of Biological Sciences.
There is no history currently available
for this department. See College
of Veterinary Medicine.
The Department of Music was formally established
on July 1, 1958. The founding member of the department was composer
Jerome Rosen, appointed in 1952 to the Department of Philosophy
and Fine Arts in the new College of Letters and Science. He was
joined by music historian Richard Irwin in 1953, composer Richard
Swift in 1956, and composer/theorist George Perle, later winner
of the Pulitzer Prize, in 1957. "Five O'Clock Concerts,"
forerunner of the Thursday Noon Concerts, began in October 1954
with chamber music played by Irwin, violin; Rosen, clarinet; Herman
Phaff, professor of Food Science and Technology, cello; Forrest
Honnold, music teacher at Davis High School, flute; and Ida Mae
Harter, beloved local piano teacher. A chamber orchestra assembled
from time to time became in due course the UCD Symphony Orchestra,
formally established under Richard Swift and offering its inaugural
concert on February 26, 1959. On Rosen's recommendation the Davis
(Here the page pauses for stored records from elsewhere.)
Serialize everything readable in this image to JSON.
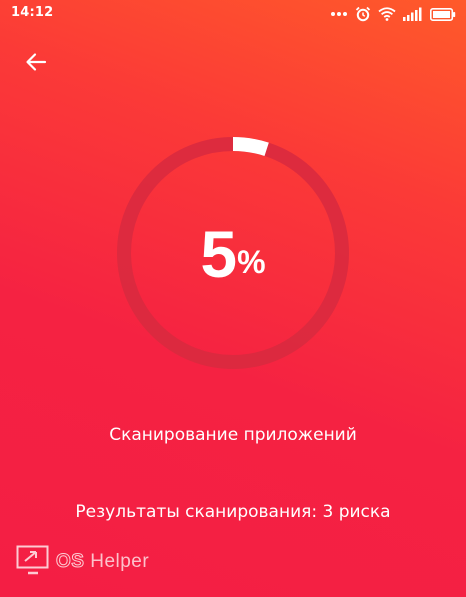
{
  "status_bar": {
    "time": "14:12",
    "icons": [
      "more-dots-icon",
      "alarm-icon",
      "wifi-icon",
      "signal-icon",
      "battery-icon"
    ]
  },
  "toolbar": {
    "back_icon": "arrow-left-icon"
  },
  "progress": {
    "value": 5,
    "number": "5",
    "unit": "%"
  },
  "scan": {
    "status": "Сканирование приложений",
    "results": "Результаты сканирования: 3 риска"
  },
  "watermark": {
    "os": "OS",
    "helper": "Helper"
  },
  "colors": {
    "background_top": "#ff5a2a",
    "background_bottom": "#f41e44",
    "ring_track": "#db2a3e",
    "ring_progress": "#ffffff"
  }
}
campus commissioned the celebrated French composer Darius Milhaud
to compose a musical work for the opening of Freeborn Hall in February
Under the leadership of Richard Swift, chair 1963-71,
the faculty grew to seven, established an M.A. program in 1964,
presented the first Faculty Research Concert, and launched the Artist-in-Residence
program in 1966-67. The first artist-in-residence (complementing
a visit of the German composer Karlheinz Stockhausen) was the avant-garde
pianist David Tudor, beginning a distinguished succession that has
included Paul Badura-Skoda, piano; Bethany Beardslee, soprano; Gerard
Souzay, baritone; Martin Neary, organ; Davitt Moroney, harpsichord;
and the Hilliard Ensemble. Swift and others, including the percussionist
Stanley Lunetta, formed an improvisatory New Music Ensemble that
drew international attention, as did a journal, Source, edited
by Larry Austin and Arthur Woodbury.
The department moved from its original quarters
in temporary buildings to the eighth floor of the new Sproul Hall
to await completion of the Music-Art-Drama complex in the fall of
1966. Swift oversaw the start of studio instruction in applied music
in 1969-70. Musicologist Theodore Karp secured funding for a collection
of historical musical instruments that led to the mutation of the
madrigal singers group into the Early Music Ensemble in 1973. In
1969-70 Albert J. McNeil, director of the Los Angeles Jubilee Singers,
began his 20-year tenure as UCD's immensely popular director of
Subsequent chairs of the department were Theodore
Karp, 1971-72; Swift, 1972-73 (acting); Rosen, 1973-77; Sydney Robinson
Charles, 1977-79; D. Kern Holoman,1979-88; David Nutter, 1988-92;
Christopher Reynolds, 1992-96; and A. Wayne Slawson,1996-present.
Ph.D. study in composition and musicology was offered in 1989, with
the first Ph.D. awarded in 1994. Composer Ross Bauer, appointed
in 1988, established a new professional musical group, now called
the Empyrean Ensemble, that has helped assure UCD's prestige in
composition and contemporary music. Editorial offices of the journals
19th Century Music and Beethoven Forum were established at UC Davis
in 1978 and 1991, respectively.
Music faculty have won dozens of major awards
and prizes, among them a UC Davis Prize; a Faculty Research Lectureship;
two Distinguished Teaching Awards; four Guggenheim fellowships;
two American Council of Learned Societies fellowships; a Humboldt
fellowship; some half dozen NEH and NEA awards; 12 national and
international composition prizes; two national publication awards;
and a knighthood. The Department of Music currently comprises 10
faculty members, 23 lecturers and instructors, 11 staff, 16 graduate
students, 60 undergraduates, and an annual student enrollment of
about 3,000. Its mission remains much as its founders imagined it:
advanced research and creative work in the fields of composition
and music theory, music history and criticism, and music performance,
and a firm commitment to excellence in teaching. source